Cybersecurity, telematics, and the future of connected shops top list at summit
Long Beach, Calif.—The 2016 Auto Care Industry Summit, presented by CAWA, ASCCA, and the Auto Care Association, June 24, at the Maya Hotel, brought together industry experts and shop owners to discuss issues that focused on cybersecurity and its relationship to telematics, and how they will affect the future of connected shops.
The keynote speaker, THEIA Labs’ Craig Smith, who works with automakers to find software vulnerabilities, and author of The Car Hacker’s Handbook, provided a basic understanding of how cybersecurity and telematics are linked and what it means to the future of vehicle development, parts distribution, and vehicle diagnostics and repair.
“Connecting cars to the internet and cloud-based services has clear benefits for both drivers and passengers with features ranging from navigation systems with live search functions to streaming audio options,” Smith said. “But along with connectivity comes a certain level of risk and cybersecurity concerns that include hacking.”
The same connectivity may also offer a solution to cybersecurity concerns in the form of over-the-air updates. And better computing power in a vehicle could offer a panacea, as well.
“Any vehicle on the market right now is susceptible to hacking because the most critical weakness is any type of wireless connectivity, such as telematics and infotainment, which offers a very large attack surface that encompasses Bluetooth, cellular, near field communications (NFC), and digital radio plus a link to the vehicle’s internal CAN (Controller Area Network) bus that is usually unprotected,” he said.
Smith said legacy safety standards (for software or hardware that has been superseded but is difficult to replace because of its wide use – ISO 26262 the most current standard) don’t address hacking, but rather deal with parts failing, and system safety testing.
Some hacking-related safety standards do exist in draft form at SAE International and other standard-setting organizations but more is needed, he said.
Connected shops are the future
“Connected Shops are the Future” featured panelists Kevin Donohoe, owner of Pacific Motor Service; Dennis Montalbano, owner of German Auto Repair; Nate Smith, owner of Nate Smith Optimal Auto Care; and John Villa, owner of Villa Automotive.
“All of our techs have tablets, laptops, and computers, so we’re already connected shops,” Montalbano said. “We just need the OEMs to provide complete access to telematics information.”
Smith added, “Even cell phones are now tools; we use them for texting and emailing customers.

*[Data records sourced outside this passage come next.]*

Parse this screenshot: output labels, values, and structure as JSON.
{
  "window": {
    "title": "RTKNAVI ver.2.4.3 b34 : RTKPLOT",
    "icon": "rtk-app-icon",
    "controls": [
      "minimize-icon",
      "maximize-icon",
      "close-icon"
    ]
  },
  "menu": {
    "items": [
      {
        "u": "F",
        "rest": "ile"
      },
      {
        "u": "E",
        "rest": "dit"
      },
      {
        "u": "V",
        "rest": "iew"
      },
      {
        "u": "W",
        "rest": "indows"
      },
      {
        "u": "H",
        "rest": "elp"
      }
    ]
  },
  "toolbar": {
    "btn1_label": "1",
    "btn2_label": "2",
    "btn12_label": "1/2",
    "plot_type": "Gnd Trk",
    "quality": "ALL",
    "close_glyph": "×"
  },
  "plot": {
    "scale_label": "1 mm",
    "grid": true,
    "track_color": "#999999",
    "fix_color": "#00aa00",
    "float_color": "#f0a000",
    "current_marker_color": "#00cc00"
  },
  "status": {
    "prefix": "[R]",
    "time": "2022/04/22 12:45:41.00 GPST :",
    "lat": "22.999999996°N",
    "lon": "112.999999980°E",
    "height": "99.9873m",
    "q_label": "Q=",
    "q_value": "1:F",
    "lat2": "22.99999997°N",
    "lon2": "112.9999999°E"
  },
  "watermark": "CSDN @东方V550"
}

And with the third-party OBD port devices available, vehicle information and diagnostics are also possible.”
Donohoe said, “There is a huge difference between vehicles of the technology of 1980s to today. We have to find common language that the customer can understand and relate to in explaining needed repairs.”
Dennis Montalbano, president of ASCCA, and Greg Livingston, CAWA chair of the board, provided welcoming remarks. Aaron Lowe, Auto Care Association, senior vice president, regulatory and government affairs, introduced master of ceremonies, Bill Hanvey, president and CEO of the Auto Care Association.
“We are pleased that these auto care industry leaders and association members took the time to attend the summit to discuss these contemporary issues that affect us all,” said Rodney Pierini, CAWA president and CEO.